He's already one of the most photographed people in British history. And as King Charles III prepares to be crowned in Saturday's coronation, an army of news photographers will be jostling to take his picture once more, not to mention the tens of thousands lining the streets, cameras in hand.
But it all could have been so different. Had his great-uncle King Edward VIII not abdicated, making his grandfather king and placing him directly in line to the throne, Charles would have led a very different life as a less important Royal.
Perhaps then, he'd have had more time to follow one of his passions, and turn it from hobby to profession. Could he, in fact, have been on the other side of the lens, as a working photographer – like his mother's cousin, Lord Lichfield?
It's a strange thought, given the Royal Family's vexed relationship with photography over the years, from the involvement of paparazzi in Diana's death, to Prince Philip losing his temper with photographers, to the ill-fated snapshot of Prince Andrew (himself a keen photographer) that contributed to his recent downfall.
On the whole, though, photography has played a positive role for Royals, as an endless stream of iconic images have helped sell them as a force for stability and family values, both amongst their own subjects and across the world. (Indeed, we can all learn useful tips on posing like the Royals for our own pictures.)
And just look at how many incredible images of the late Queen Elizabeth were shared following her death last year, with a continuing fascination in new pictures emerging, such as these photos of the Queen and her corgis.
Perhaps most significantly, the archive photos on this page, taken in the grounds of Balmoral Castle, Scotland on September 28 1952, show just how fascinated the infant Charles was with the idea of taking pictures himself.
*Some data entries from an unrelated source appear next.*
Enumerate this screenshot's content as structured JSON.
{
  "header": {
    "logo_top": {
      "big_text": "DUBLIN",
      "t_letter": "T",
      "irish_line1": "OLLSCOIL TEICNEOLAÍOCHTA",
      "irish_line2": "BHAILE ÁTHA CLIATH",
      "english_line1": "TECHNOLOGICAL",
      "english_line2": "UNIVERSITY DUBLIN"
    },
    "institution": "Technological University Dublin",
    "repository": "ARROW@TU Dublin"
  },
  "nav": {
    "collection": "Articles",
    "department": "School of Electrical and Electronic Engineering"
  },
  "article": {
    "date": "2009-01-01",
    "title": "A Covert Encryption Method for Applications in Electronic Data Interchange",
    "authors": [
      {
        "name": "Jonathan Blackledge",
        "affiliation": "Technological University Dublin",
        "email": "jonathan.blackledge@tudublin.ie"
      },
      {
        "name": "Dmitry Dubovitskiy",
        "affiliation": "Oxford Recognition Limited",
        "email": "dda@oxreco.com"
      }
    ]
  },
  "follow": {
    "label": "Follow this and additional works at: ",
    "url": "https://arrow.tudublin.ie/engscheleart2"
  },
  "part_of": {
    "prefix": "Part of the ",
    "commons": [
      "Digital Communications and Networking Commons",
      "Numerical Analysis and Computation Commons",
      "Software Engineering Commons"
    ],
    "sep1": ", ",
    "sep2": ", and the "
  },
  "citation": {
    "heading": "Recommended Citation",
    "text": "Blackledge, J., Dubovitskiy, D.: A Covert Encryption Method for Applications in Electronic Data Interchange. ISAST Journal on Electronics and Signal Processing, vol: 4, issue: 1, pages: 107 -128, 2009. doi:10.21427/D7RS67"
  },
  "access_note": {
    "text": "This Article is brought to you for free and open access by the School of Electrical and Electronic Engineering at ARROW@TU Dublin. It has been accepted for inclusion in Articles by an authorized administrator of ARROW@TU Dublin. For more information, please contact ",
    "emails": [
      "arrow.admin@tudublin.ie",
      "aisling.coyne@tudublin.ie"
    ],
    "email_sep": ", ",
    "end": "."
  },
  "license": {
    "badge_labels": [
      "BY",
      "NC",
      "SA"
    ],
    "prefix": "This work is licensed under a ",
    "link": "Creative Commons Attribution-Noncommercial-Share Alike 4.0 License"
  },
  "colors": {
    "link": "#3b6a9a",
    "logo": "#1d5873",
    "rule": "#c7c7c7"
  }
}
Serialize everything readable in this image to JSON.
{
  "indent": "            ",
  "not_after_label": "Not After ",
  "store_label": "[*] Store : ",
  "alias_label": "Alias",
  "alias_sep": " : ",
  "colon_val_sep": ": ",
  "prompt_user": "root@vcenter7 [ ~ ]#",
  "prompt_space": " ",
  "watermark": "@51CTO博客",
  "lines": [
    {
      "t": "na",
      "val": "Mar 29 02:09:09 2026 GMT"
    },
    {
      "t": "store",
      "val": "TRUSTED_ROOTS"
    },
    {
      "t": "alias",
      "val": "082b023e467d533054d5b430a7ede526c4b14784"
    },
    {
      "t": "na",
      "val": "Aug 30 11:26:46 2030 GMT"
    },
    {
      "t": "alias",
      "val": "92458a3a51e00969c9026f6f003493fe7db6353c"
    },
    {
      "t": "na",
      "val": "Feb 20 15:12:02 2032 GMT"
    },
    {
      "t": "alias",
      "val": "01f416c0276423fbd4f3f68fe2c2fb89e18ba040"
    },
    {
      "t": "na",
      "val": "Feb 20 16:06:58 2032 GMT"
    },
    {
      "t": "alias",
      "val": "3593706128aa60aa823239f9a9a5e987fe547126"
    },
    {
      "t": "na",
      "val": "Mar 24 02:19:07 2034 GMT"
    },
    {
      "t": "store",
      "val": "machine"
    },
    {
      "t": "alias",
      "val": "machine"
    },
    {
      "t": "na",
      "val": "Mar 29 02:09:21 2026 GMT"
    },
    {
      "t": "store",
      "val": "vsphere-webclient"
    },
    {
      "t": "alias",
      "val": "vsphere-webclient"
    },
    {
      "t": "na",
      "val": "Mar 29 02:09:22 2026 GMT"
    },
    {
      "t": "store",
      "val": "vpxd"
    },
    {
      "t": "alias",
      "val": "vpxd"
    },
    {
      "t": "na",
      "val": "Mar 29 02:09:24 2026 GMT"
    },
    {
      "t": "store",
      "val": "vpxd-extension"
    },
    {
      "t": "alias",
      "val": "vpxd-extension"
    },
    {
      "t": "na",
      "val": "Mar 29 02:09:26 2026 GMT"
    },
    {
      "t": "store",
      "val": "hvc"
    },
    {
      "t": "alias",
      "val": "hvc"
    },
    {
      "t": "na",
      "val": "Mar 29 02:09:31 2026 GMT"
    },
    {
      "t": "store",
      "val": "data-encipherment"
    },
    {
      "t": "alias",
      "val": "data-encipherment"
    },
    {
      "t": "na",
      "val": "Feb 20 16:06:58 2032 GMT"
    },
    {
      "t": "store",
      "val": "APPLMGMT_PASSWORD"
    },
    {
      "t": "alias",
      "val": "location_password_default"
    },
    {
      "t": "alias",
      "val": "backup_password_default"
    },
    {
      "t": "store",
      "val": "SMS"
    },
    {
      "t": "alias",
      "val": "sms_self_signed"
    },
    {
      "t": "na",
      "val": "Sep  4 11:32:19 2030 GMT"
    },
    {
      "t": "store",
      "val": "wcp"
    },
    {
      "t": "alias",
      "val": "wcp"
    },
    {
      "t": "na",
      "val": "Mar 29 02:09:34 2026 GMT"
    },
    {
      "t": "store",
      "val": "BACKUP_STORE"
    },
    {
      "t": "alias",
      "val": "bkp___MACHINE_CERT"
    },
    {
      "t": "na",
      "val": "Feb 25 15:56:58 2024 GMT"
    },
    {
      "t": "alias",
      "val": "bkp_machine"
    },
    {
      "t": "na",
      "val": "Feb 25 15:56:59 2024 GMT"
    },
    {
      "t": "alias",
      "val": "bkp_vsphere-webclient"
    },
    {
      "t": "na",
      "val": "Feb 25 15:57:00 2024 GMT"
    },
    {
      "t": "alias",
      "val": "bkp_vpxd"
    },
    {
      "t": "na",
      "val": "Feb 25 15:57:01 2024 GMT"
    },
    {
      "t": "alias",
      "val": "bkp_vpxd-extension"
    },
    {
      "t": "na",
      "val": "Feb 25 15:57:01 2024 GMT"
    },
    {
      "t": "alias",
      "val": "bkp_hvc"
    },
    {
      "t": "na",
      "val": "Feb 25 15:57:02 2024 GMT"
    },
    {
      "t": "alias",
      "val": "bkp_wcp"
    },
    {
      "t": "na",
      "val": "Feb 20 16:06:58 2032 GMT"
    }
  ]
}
These heartwarming images were captured by Lisa Sheridan (1894-1966), a portrait photographer who worked under the professional name of 'Studio Lisa' and had a close working relationship with the Royal Family.
One shows the young Charles keenly interested as his mother, the Queen, plays with the twin-lens reflex camera, while in another he becomes engrossed in the device himself. In a third (above), it's all smiles as he stands clutching the camera in front of his mother and sister, Princess Anne.
Such images shouldn't really surprise us, because a love for photography seems to run deep within the Royal Family as a whole. Queen Victoria and Prince Albert first became Patrons of the Royal Photographic Society in 1853, a tradition that's continued ever since, with The Princess of Wales (aka Kate Middleton) recently taking up the RPS mantle from the late Queen.
Queen Elizabeth herself was captured a number of times with a camera in her hands, and famously filmed her coronation tour in 1953. Meanwhile, with the next generation of Royals are getting even more hands-on with photography. For instance, Princess Kate, who's known to be a Canon user, published a photo book called Hold Still in 2021, documenting the realities of the pandemic through photos of the people who lived through it.
King Charles, however, has himself become a keen and accomplished painter, whose preferred medium is watercolors. According to the UK newspaper The Independent, "King Charles never sells his originals but has been making money for his charitable foundation for many years by offering limited edition signed prints at up to £15,000 (around $19,000) each. It was revealed in 2016 that sales of his prints had raised £6 million (over $7.5m) and the amount is believed to have soared since then."
40 of his paintings are currently on display in his Sandringham House residence in Norfolk.